Following the permit’s introduction, a change in policy and relaxed conditions for Zimbabweans in South Africa, the number of detainees at the facility and the number of deportations from the country declined drastically.

The latest deportation figures available from the home affairs department show that 24 266 people were deported in 2018-2019. The overwhelming majority of those deported from South Africa during this time came from Zimbabwe, Mozambique, Malawi and Lesotho.

In an emailed response, Hlabane said the average occupancy rate at Lindela has been 1 500 people for the past year.

Bosasa spokesperson Papa Leshabane declined to respond. He referred questions to the department and the Sechaba Trust, Bosasa’s liquidators.

Wilhelm-Solomon said the “economy around deportation” was “very destructive and very violent”.

“What’s important overall is that the situation with Bosasa reveals that deportation has been an industry in which migrants [and] undocumented migrants have been a source of income,” he said.

“So there’s a huge incentive structure to keep the system going. My sense is that the deportation system has very little effect on regulating migration, because the borders are so porous and those who wish to be in the country will return. It is very easy to return. But what the deportation structure does is it creates a huge industry where at many different levels people have been making money off deportation,” he said.


In the past 12 to 18 months, politicians, including former health minister Aaron Motsoaledi, have blamed migrants for the government’s failure to provide healthcare, for example. And former Johannesburg mayor Herman Mashaba and the SAPS have spoken about the resources the police use to police “illegal” or irregular migration.

Wilhelm-Solomon said: “Clearly, there are some costs. But … [they] … need to be weighed against the costs of perpetuating a deportation system that is dysfunctional, that is not achieving its stated objective, that has led to recurrent human rights abuses and which costs the state a huge amount. And that is the cost for Lindela, but also for the cost to police time.”

He said the “cost of police time is huge” as time spent policing migration could be used more appropriately to combat gender based violence and more violent crimes instead of migration.

During a parliamentary briefing in which the SAPS and the home affairs department provided input on the Immigration Amendment Bill in February 2019, SAPS deputy national commissioner Sehlahle Masemola confirmed that policing migration has placed serious constraints on the police budget.

Masemola said the police detained an average of 9 000 “illegal immigrants” a month in 2018. It emerged that the SAPS was bearing the brunt of the cost of detaining illegal immigrants, and that it was spending about R1.7 million a month to feed detainees.
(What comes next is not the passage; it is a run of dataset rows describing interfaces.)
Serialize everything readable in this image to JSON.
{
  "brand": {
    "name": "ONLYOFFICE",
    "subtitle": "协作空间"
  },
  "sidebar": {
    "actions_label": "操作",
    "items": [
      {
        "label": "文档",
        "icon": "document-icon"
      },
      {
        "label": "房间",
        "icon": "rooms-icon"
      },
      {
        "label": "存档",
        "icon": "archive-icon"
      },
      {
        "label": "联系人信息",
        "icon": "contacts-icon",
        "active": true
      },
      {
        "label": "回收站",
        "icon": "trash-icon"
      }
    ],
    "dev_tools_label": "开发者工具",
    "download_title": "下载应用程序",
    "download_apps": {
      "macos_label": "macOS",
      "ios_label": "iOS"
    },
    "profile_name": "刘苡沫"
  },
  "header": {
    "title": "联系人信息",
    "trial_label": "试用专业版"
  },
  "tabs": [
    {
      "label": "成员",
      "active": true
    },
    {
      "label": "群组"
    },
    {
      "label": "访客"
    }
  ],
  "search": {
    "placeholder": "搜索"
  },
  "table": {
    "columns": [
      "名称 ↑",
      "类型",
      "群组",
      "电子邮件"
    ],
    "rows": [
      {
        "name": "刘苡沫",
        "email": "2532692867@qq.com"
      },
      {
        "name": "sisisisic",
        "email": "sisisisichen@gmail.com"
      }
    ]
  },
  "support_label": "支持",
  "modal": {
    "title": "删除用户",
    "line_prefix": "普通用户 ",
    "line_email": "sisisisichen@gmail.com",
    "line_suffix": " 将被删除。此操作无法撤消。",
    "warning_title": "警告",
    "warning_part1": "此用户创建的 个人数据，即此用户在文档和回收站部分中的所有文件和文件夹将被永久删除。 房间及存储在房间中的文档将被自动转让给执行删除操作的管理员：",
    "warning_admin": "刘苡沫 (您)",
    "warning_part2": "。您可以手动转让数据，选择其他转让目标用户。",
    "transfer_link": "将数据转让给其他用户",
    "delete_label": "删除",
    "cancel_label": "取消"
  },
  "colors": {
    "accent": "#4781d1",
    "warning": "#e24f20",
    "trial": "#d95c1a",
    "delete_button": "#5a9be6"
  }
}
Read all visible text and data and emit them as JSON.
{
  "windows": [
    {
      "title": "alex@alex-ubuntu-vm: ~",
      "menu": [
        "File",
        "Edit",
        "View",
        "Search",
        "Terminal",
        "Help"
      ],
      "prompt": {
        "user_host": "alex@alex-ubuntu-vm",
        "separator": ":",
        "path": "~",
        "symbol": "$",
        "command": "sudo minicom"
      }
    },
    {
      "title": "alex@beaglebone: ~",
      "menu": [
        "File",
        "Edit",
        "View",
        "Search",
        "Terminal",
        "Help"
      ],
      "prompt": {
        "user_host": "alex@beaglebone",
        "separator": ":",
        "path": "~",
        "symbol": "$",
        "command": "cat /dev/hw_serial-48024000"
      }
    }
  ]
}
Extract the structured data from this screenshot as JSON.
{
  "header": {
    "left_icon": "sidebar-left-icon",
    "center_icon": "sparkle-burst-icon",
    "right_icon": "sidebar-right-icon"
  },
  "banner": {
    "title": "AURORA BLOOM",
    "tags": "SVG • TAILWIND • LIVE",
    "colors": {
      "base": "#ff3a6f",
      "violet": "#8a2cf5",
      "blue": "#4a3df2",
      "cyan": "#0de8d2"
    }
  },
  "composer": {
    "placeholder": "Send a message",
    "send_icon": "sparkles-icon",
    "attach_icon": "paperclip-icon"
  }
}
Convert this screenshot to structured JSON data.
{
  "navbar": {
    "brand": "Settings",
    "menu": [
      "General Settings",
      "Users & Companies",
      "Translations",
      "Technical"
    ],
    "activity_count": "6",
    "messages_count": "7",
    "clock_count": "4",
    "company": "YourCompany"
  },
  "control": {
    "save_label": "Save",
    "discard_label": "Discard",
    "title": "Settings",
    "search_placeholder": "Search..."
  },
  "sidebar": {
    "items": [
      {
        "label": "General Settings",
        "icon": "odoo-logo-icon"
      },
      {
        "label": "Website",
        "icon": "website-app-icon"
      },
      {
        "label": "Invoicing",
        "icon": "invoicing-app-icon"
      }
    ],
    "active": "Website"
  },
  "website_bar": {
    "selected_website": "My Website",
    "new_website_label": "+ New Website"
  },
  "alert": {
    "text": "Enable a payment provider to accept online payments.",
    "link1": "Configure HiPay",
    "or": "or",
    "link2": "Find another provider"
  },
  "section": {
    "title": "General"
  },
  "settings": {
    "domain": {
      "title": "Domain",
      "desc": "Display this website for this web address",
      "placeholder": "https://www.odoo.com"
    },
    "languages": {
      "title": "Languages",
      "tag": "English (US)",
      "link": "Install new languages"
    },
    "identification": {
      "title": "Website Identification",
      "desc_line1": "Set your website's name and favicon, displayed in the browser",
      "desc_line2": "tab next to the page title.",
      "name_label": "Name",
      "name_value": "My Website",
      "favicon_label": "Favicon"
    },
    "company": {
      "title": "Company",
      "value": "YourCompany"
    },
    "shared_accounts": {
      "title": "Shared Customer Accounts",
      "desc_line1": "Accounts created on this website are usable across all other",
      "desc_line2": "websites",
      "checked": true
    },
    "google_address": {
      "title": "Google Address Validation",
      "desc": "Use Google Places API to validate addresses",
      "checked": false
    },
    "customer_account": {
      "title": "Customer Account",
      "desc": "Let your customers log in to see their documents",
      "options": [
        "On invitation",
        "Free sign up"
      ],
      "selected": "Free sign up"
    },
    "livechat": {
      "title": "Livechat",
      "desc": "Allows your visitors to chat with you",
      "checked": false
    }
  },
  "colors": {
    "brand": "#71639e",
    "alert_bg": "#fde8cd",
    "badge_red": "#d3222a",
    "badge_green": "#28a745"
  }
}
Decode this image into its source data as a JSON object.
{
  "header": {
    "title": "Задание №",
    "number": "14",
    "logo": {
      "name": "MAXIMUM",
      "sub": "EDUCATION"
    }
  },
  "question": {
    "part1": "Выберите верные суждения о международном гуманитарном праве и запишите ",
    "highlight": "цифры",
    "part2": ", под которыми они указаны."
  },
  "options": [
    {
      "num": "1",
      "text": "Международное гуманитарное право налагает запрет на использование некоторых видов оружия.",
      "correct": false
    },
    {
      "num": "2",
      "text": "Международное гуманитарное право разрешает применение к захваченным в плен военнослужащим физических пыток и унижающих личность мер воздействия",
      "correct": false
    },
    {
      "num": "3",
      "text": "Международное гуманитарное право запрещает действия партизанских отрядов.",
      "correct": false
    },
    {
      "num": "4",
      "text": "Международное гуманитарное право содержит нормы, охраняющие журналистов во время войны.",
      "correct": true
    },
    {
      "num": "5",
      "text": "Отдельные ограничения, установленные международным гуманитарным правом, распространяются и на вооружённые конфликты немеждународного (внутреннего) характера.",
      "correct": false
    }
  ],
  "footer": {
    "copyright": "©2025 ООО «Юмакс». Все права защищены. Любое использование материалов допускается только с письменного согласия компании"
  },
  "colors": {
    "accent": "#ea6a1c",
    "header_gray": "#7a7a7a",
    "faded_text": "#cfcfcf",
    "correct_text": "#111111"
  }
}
This excluded costs related to medical treatment and transportation.

This article was first published on New Frame